◆ Try it: From the entries provided below, copy each line that contains the word "into".

(Records contained in a dataset)
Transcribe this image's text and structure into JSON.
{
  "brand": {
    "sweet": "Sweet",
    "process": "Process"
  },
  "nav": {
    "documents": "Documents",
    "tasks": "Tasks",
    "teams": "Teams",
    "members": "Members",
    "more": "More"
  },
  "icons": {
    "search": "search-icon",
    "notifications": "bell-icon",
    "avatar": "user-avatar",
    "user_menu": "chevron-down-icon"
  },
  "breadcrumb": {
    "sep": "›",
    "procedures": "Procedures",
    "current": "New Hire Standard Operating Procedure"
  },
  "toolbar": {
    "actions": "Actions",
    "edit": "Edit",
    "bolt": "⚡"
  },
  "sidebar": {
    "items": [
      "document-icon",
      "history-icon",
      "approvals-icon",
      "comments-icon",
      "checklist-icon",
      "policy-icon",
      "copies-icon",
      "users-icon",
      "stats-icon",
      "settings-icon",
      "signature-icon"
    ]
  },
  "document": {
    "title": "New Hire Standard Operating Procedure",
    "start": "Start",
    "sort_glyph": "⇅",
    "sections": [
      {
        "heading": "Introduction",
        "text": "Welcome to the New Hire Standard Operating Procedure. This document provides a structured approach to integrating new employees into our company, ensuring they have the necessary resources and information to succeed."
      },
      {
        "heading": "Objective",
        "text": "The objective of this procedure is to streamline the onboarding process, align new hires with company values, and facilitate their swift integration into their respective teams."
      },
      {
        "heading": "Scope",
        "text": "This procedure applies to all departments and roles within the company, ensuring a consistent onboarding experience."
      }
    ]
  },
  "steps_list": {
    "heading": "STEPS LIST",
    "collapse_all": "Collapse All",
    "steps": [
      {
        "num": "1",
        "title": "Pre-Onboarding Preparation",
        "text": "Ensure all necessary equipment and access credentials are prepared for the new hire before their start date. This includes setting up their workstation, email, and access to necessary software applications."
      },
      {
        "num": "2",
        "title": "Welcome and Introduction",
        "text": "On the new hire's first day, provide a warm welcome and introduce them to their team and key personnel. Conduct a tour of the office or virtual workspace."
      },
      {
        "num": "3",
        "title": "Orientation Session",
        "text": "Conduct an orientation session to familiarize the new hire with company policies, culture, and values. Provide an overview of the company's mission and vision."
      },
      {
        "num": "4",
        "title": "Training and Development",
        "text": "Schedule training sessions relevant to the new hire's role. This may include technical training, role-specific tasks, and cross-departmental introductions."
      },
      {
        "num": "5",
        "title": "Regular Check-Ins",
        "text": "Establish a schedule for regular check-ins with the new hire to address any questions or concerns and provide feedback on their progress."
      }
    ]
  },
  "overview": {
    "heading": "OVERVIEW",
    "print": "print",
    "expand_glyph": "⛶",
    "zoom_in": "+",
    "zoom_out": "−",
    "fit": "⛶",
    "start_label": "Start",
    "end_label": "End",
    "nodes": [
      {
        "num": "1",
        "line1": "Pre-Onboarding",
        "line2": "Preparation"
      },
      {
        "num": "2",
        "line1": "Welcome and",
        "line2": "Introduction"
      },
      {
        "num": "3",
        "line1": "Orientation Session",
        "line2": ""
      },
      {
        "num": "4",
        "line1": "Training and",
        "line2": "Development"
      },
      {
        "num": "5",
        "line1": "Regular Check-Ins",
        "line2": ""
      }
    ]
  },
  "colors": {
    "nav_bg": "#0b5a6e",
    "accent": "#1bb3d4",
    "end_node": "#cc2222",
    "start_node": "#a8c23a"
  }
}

◆ Result:
Transcribe this image's text and structure into JSON.
        "text": "Welcome to the New Hire Standard Operating Procedure. This document provides a structured approach to integrating new employees into our company, ensuring they have the necessary resources and information to succeed."
        "text": "The objective of this procedure is to streamline the onboarding process, align new hires with company values, and facilitate their swift integration into their respective teams."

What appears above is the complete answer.